ASSIGNMENT: Quote the records in full and leave their pictures out.

Top of INFORMATION

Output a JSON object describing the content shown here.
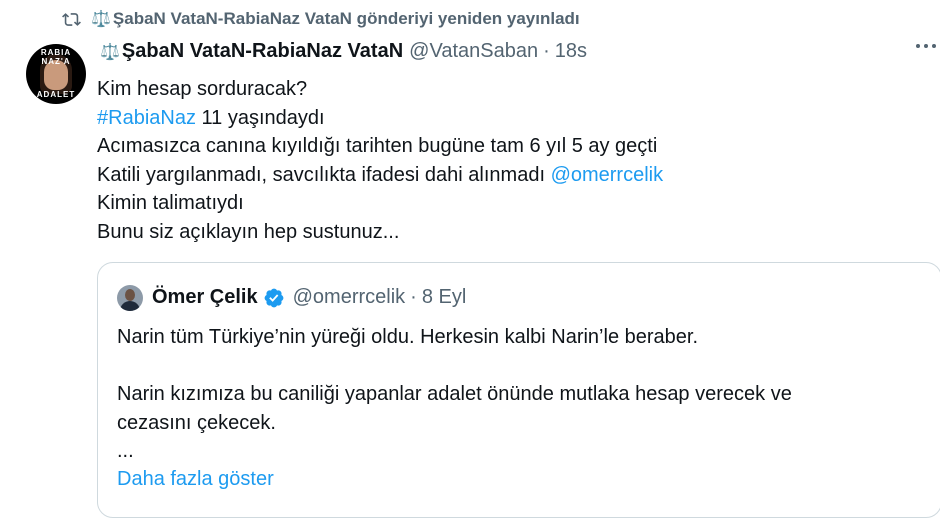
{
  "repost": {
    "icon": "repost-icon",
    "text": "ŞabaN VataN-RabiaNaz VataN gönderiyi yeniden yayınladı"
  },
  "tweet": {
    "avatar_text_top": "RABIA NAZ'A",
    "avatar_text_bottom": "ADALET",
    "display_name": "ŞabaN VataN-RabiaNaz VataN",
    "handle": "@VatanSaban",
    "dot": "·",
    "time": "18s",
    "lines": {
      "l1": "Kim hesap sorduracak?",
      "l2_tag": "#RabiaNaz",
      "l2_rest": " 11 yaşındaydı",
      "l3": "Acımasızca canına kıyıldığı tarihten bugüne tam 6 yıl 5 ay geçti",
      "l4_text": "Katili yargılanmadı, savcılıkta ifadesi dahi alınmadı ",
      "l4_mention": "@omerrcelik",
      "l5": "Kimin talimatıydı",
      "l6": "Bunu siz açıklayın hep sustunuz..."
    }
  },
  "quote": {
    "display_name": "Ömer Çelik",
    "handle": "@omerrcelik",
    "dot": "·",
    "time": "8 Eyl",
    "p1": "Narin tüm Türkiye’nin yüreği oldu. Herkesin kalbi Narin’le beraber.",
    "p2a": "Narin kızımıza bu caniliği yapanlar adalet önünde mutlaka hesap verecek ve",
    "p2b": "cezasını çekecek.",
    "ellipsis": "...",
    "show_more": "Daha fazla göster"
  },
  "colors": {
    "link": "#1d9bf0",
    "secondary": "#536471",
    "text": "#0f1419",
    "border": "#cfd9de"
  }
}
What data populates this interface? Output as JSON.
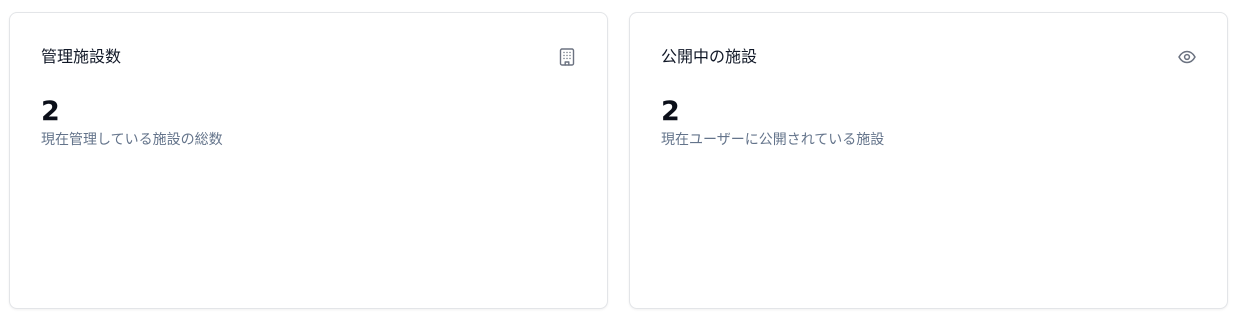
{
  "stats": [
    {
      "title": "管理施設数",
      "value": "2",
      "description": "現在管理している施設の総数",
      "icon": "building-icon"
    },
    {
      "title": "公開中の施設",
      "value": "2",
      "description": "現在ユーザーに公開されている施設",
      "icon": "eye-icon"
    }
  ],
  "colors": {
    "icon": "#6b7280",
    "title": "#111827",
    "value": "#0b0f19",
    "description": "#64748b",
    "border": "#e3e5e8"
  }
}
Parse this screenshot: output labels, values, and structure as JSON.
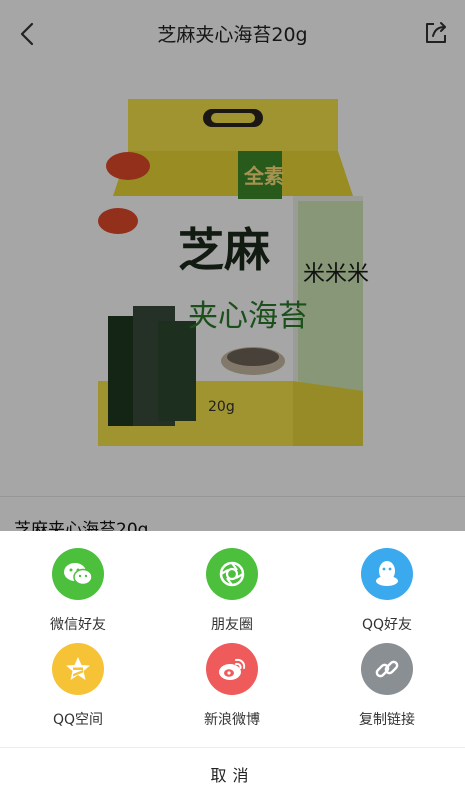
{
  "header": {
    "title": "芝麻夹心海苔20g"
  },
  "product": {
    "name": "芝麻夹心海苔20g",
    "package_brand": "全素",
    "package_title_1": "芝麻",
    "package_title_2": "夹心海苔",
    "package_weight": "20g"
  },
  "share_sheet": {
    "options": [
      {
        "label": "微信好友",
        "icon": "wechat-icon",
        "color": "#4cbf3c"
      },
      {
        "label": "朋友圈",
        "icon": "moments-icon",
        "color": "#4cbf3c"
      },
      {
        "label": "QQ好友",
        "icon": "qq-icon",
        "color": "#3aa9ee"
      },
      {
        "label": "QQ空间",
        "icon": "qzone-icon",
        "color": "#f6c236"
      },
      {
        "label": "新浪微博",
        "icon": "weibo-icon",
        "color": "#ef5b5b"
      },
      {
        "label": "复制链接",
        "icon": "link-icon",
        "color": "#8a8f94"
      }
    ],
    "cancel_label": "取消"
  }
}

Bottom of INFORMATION

REPLY:
Output a JSON object describing the content shown here.
{
  "repost": {
    "icon": "repost-icon",
    "text": "ŞabaN VataN-RabiaNaz VataN gönderiyi yeniden yayınladı"
  },
  "tweet": {
    "avatar_text_top": "RABIA NAZ'A",
    "avatar_text_bottom": "ADALET",
    "display_name": "ŞabaN VataN-RabiaNaz VataN",
    "handle": "@VatanSaban",
    "dot": "·",
    "time": "18s",
    "lines": {
      "l1": "Kim hesap sorduracak?",
      "l2_tag": "#RabiaNaz",
      "l2_rest": " 11 yaşındaydı",
      "l3": "Acımasızca canına kıyıldığı tarihten bugüne tam 6 yıl 5 ay geçti",
      "l4_text": "Katili yargılanmadı, savcılıkta ifadesi dahi alınmadı ",
      "l4_mention": "@omerrcelik",
      "l5": "Kimin talimatıydı",
      "l6": "Bunu siz açıklayın hep sustunuz..."
    }
  },
  "quote": {
    "display_name": "Ömer Çelik",
    "handle": "@omerrcelik",
    "dot": "·",
    "time": "8 Eyl",
    "p1": "Narin tüm Türkiye’nin yüreği oldu. Herkesin kalbi Narin’le beraber.",
    "p2a": "Narin kızımıza bu caniliği yapanlar adalet önünde mutlaka hesap verecek ve",
    "p2b": "cezasını çekecek.",
    "ellipsis": "...",
    "show_more": "Daha fazla göster"
  },
  "colors": {
    "link": "#1d9bf0",
    "secondary": "#536471",
    "text": "#0f1419",
    "border": "#cfd9de"
  }
}
What data populates this interface? Output as JSON.
{
  "stats": [
    {
      "title": "管理施設数",
      "value": "2",
      "description": "現在管理している施設の総数",
      "icon": "building-icon"
    },
    {
      "title": "公開中の施設",
      "value": "2",
      "description": "現在ユーザーに公開されている施設",
      "icon": "eye-icon"
    }
  ],
  "colors": {
    "icon": "#6b7280",
    "title": "#111827",
    "value": "#0b0f19",
    "description": "#64748b",
    "border": "#e3e5e8"
  }
}
Parse this screenshot: output labels, values, and structure as JSON.
{
  "header": {
    "title": "芝麻夹心海苔20g"
  },
  "product": {
    "name": "芝麻夹心海苔20g",
    "package_brand": "全素",
    "package_title_1": "芝麻",
    "package_title_2": "夹心海苔",
    "package_weight": "20g"
  },
  "share_sheet": {
    "options": [
      {
        "label": "微信好友",
        "icon": "wechat-icon",
        "color": "#4cbf3c"
      },
      {
        "label": "朋友圈",
        "icon": "moments-icon",
        "color": "#4cbf3c"
      },
      {
        "label": "QQ好友",
        "icon": "qq-icon",
        "color": "#3aa9ee"
      },
      {
        "label": "QQ空间",
        "icon": "qzone-icon",
        "color": "#f6c236"
      },
      {
        "label": "新浪微博",
        "icon": "weibo-icon",
        "color": "#ef5b5b"
      },
      {
        "label": "复制链接",
        "icon": "link-icon",
        "color": "#8a8f94"
      }
    ],
    "cancel_label": "取消"
  }
}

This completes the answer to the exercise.